##### INPUT MATERIAL #####
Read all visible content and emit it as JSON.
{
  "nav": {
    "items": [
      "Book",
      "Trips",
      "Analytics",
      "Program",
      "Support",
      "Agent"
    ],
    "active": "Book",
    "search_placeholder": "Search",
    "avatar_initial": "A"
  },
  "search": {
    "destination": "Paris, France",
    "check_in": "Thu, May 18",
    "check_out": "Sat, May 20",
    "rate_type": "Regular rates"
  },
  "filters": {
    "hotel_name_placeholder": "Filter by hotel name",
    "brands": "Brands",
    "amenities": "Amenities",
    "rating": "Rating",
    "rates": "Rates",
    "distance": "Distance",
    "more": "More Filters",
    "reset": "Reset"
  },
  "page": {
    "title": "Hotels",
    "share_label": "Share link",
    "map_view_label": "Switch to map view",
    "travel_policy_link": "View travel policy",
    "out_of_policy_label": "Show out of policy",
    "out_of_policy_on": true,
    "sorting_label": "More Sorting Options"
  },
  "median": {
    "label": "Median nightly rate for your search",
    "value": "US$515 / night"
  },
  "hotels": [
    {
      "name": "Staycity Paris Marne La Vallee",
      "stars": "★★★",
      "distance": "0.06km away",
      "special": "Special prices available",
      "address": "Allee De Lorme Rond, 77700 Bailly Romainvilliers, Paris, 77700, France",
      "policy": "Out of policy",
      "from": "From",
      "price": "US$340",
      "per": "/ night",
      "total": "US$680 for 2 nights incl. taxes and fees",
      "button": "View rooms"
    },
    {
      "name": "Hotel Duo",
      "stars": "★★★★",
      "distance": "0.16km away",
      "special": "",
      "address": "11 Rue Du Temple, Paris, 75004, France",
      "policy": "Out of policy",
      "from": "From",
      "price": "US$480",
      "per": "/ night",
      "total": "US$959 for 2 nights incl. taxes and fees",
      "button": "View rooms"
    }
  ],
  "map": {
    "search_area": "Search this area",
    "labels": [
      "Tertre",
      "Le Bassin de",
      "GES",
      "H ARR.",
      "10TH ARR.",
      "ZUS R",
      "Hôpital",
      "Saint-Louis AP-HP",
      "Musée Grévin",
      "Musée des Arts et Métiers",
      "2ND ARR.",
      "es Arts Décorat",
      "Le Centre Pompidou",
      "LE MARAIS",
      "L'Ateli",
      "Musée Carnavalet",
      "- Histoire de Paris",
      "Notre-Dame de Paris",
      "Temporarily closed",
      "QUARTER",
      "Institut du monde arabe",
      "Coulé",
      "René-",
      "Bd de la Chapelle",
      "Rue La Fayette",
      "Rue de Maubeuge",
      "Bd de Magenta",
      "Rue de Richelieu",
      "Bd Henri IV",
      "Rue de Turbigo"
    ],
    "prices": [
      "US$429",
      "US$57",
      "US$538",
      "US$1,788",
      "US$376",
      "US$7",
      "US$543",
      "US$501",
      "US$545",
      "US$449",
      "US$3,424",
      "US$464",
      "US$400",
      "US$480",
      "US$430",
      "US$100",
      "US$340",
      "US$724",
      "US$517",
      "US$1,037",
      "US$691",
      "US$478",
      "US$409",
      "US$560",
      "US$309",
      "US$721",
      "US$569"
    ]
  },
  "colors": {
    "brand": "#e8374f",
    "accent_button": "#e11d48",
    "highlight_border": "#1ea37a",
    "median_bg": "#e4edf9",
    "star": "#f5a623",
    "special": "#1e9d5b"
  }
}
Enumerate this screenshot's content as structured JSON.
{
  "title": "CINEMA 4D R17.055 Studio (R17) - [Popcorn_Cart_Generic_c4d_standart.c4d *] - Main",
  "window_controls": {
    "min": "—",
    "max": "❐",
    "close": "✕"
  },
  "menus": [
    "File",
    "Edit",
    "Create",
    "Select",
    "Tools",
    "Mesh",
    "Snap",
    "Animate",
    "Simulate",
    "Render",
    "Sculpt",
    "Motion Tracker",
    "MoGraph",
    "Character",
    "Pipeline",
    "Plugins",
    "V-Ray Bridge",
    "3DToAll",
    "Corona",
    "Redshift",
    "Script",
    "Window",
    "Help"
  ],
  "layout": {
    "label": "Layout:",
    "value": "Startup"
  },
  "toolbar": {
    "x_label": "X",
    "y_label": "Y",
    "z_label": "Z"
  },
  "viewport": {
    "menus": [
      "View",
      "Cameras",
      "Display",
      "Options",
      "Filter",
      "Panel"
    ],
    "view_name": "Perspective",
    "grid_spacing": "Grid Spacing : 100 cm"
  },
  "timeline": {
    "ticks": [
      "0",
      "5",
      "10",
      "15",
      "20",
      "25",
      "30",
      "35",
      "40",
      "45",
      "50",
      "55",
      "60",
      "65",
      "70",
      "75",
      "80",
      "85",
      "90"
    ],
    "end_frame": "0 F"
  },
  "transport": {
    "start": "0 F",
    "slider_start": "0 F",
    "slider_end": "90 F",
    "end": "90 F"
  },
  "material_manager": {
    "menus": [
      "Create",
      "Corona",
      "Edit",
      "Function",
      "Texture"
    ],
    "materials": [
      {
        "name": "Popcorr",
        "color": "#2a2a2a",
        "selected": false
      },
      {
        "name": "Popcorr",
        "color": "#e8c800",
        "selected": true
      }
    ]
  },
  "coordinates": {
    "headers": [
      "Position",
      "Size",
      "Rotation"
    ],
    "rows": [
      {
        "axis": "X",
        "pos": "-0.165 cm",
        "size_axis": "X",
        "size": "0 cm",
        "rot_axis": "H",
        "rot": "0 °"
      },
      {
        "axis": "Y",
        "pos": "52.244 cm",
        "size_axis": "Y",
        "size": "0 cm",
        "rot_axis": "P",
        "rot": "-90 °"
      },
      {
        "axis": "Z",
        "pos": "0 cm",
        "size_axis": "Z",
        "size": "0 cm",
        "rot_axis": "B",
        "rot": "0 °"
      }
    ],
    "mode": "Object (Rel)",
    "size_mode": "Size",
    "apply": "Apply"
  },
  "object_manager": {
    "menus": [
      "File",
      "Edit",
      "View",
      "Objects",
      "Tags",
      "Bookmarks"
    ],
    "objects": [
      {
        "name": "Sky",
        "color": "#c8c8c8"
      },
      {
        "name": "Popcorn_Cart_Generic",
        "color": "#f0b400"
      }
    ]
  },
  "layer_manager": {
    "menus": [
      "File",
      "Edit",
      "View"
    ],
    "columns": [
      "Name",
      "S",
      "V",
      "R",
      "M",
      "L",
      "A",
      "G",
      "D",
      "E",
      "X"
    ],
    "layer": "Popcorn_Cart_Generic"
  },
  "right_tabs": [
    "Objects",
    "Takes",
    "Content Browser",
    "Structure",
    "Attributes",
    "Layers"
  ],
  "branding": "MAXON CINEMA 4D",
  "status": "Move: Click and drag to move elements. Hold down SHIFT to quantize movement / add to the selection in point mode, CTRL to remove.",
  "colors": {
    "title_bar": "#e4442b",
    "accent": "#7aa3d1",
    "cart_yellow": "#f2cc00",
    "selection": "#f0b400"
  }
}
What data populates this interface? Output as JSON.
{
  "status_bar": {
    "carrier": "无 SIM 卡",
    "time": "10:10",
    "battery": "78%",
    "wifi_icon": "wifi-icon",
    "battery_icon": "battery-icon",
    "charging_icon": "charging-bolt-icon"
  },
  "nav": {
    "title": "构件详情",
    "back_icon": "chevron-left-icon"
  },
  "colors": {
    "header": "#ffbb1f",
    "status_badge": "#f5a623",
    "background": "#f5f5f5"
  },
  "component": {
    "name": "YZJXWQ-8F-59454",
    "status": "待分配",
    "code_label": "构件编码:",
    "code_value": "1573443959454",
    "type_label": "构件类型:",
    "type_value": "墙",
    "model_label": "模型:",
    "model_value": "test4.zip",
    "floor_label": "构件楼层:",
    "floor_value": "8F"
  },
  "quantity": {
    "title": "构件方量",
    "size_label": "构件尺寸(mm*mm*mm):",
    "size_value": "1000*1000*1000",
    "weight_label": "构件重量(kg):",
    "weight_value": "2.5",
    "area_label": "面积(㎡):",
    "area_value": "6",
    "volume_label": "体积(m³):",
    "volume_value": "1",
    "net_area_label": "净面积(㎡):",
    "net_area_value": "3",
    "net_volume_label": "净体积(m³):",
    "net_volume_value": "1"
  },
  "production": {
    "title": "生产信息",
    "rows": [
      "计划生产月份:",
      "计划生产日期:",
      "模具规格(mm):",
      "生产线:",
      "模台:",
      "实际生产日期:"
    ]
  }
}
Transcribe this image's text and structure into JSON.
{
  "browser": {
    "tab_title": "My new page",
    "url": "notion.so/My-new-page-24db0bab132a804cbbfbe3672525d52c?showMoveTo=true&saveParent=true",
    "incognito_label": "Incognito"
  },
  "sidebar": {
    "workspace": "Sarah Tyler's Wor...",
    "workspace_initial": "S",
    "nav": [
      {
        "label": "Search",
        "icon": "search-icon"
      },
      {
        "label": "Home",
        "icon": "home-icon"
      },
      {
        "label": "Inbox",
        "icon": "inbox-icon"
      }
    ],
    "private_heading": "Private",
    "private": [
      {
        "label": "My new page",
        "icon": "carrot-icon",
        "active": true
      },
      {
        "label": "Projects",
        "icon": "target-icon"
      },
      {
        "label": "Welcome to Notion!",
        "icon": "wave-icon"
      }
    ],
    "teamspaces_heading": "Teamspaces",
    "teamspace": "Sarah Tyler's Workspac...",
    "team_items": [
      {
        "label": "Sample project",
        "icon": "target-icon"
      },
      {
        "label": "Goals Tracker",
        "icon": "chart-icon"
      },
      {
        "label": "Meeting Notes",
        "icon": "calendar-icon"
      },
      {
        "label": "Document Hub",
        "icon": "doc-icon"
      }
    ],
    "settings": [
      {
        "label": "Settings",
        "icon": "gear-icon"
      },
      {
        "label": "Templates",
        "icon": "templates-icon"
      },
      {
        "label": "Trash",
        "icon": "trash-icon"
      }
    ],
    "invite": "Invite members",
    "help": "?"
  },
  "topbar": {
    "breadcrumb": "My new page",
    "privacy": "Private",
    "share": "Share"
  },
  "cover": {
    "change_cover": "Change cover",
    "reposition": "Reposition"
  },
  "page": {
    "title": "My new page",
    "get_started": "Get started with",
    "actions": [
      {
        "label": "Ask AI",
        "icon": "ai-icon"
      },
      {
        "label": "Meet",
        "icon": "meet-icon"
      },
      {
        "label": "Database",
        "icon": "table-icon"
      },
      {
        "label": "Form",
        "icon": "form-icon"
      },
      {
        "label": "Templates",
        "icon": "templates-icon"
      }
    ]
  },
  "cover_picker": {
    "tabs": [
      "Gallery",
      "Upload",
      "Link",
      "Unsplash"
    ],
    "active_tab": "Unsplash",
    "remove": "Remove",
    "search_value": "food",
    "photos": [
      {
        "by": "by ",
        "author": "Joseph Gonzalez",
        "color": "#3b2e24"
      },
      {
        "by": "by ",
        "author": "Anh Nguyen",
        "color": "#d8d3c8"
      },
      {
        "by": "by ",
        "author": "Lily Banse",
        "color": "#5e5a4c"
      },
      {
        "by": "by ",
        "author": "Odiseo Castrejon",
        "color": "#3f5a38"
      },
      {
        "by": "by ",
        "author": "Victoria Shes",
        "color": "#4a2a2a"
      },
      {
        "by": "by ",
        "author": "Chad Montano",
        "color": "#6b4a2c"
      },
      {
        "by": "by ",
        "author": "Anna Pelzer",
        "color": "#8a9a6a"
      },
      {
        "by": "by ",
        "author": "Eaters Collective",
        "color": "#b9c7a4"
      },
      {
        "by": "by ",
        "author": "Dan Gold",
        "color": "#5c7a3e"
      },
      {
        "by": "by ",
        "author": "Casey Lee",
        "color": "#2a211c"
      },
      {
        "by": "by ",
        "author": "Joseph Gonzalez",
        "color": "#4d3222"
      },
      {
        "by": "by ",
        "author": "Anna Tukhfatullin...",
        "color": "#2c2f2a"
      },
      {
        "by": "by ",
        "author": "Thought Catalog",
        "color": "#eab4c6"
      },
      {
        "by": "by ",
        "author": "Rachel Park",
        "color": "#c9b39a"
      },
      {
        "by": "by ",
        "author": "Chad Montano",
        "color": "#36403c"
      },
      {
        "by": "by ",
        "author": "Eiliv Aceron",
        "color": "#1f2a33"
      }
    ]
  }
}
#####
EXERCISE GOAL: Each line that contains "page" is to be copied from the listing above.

SOLUTION FOR THIS PROBLEM:
  "page": {
    "tab_title": "My new page",
    "url": "notion.so/My-new-page-24db0bab132a804cbbfbe3672525d52c?showMoveTo=true&saveParent=true",
        "label": "My new page",
    "breadcrumb": "My new page",
  "page": {
    "title": "My new page",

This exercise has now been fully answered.